This popular feature of web search engines is thought to reduce physical and cognitive effort when formulating a query. Perhaps surprisingly, despite QAC being widely used, users’ interactions with it are poorly understood. This paper begins to address this gap. We present the results of an in-depth user study of user interactions with QAC in web search. While study participants completed web search tasks, we recorded their interactions using eye-tracking and client-side logging. This allows us to provide a first look at how users interact with QAC. We specifically focus on the effects of QAC ranking, by controlling the quality of the ranking in a within-subject design.
We identify a strong position bias that is consistent across ranking conditions. Due to this strong position bias, ranking quality affects QAC usage. We also find an effect on task completion, in particular on the number of result pages visited. We show how these effects can be explained by a combination of searchers’ behavior patterns, namely monitoring or ignoring QAC, and searching for spelling support or complete queries to express a search intent. We conclude the paper with a discussion of the important implications of our findings for QAC evaluation.
Dr. Katja Hofmann is a postdoctoral researcher in the Machine Learning and Perception group at Microsoft Research Cambridge. Her research focuses on online evaluation and online learning, with the goal of developing interactive systems that learn directly from their users. This work is highly interdisciplinary, and brings together and expands insights from information retrieval, reinforcement learning, and human-computer interaction.
Duncan Brumby, UCL Interaction Centre – 1st October 2014
Improving the everyday interactions with your phone, and maybe medical devices too
Smartphones are a pretty big deal. Many of us now begin our day with our phone’s alarm clock. On the way to work we read email while listening to music. We use our phone to navigate novel cities. At the end of the day, we relax by queuing up content on our phone to watch on a connected television. All of this is done on a small computer, which weighs the same as 12 coins, and has a tiny 4-inch screen. Smartphones are a pretty big deal. In this talk, I will describe our recent work that has investigated how low-level design decisions influence the way that people use and interact with their phone. First, I will consider how the auto-locking feature on a phone can dissuade users from regularly interleaving attention between other ongoing activities (Brumby & Seyedi, mobileHCI 2012). Second, I will consider how current generation smartphones handle incoming-calls, and explore alternatives to the dominate full-screen notification model, which forcibly interrupts whatever activity the user was already engaged in (Böhmer et al., CHI 2014). Finally, I will discuss our recent work investigating how people search for content on a display (Brumby et al., CHI 2014).
About the speaker:

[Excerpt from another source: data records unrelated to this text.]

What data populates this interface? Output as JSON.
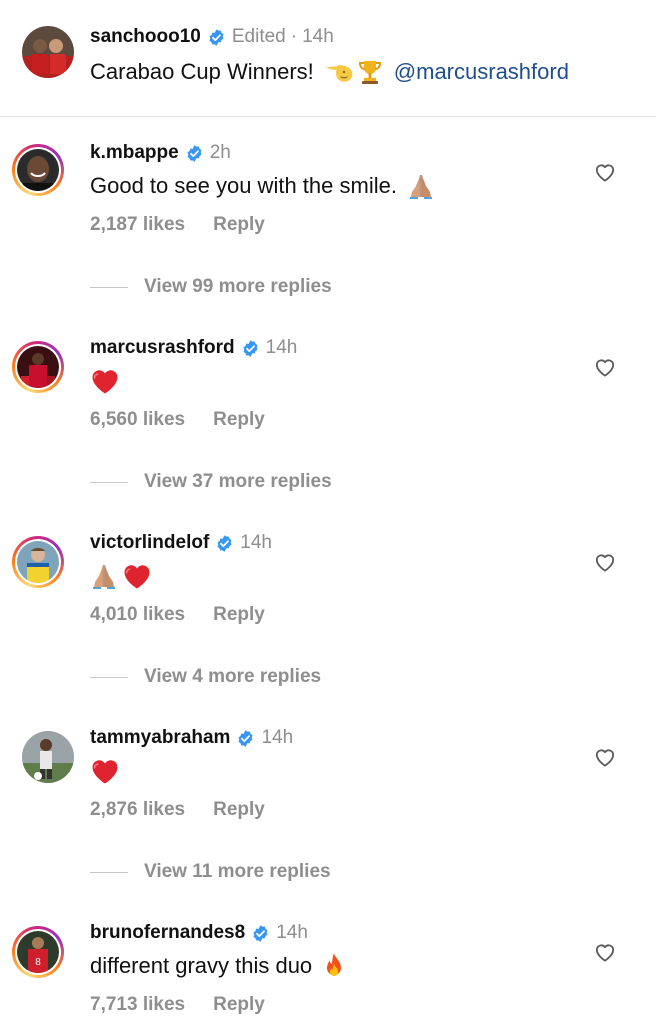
{
  "post": {
    "username": "sanchooo10",
    "edited_label": "Edited",
    "time": "14h",
    "caption_text": "Carabao Cup Winners!",
    "caption_emojis": [
      "backhand-pointing-icon",
      "trophy-icon"
    ],
    "mention": "@marcusrashford"
  },
  "comments": [
    {
      "username": "k.mbappe",
      "time": "2h",
      "text": "Good to see you with the smile.",
      "emojis": [
        "folded-hands-icon"
      ],
      "likes": "2,187 likes",
      "reply": "Reply",
      "view_replies": "View 99 more replies",
      "avatar_ring": true
    },
    {
      "username": "marcusrashford",
      "time": "14h",
      "text": "",
      "emojis": [
        "red-heart-icon"
      ],
      "likes": "6,560 likes",
      "reply": "Reply",
      "view_replies": "View 37 more replies",
      "avatar_ring": true
    },
    {
      "username": "victorlindelof",
      "time": "14h",
      "text": "",
      "emojis": [
        "folded-hands-icon",
        "red-heart-icon"
      ],
      "likes": "4,010 likes",
      "reply": "Reply",
      "view_replies": "View 4 more replies",
      "avatar_ring": true
    },
    {
      "username": "tammyabraham",
      "time": "14h",
      "text": "",
      "emojis": [
        "red-heart-icon"
      ],
      "likes": "2,876 likes",
      "reply": "Reply",
      "view_replies": "View 11 more replies",
      "avatar_ring": false
    },
    {
      "username": "brunofernandes8",
      "time": "14h",
      "text": "different gravy this duo",
      "emojis": [
        "fire-icon"
      ],
      "likes": "7,713 likes",
      "reply": "Reply",
      "avatar_ring": true
    }
  ],
  "colors": {
    "verified_blue": "#3897f0",
    "mention_blue": "#1f4e8c",
    "meta_gray": "#8e8e8e"
  }
}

Duncan Brumby is a Senior Lecturer at University College London working in the UCL Interaction Centre. He received his doctorate in Psychology from Cardiff University in 2005, after which he was a post-doc in Computer Science at Drexel University, until joining UCL in 2007. Dr. Brumby’s research has been published in leading HCI and Cognitive Science outlets. His work on multitasking has received best paper nominations at CHI (2014, 2012, 2007), and his work on interactive search is one of the most-cited articles from the Human-Computer Interaction journal 2008-2010. To support his work, Dr. Brumby has attracted funding from the EPSRC. He is Associate Editor for the International Journal of Human-Computer Studies, is an Associate Chair for the ACM CHI conference (2012-2015) and ACM mobileHCI conference (2012-2013).
Page last modified on 24 jun 13 10:27 by Harry J Griffin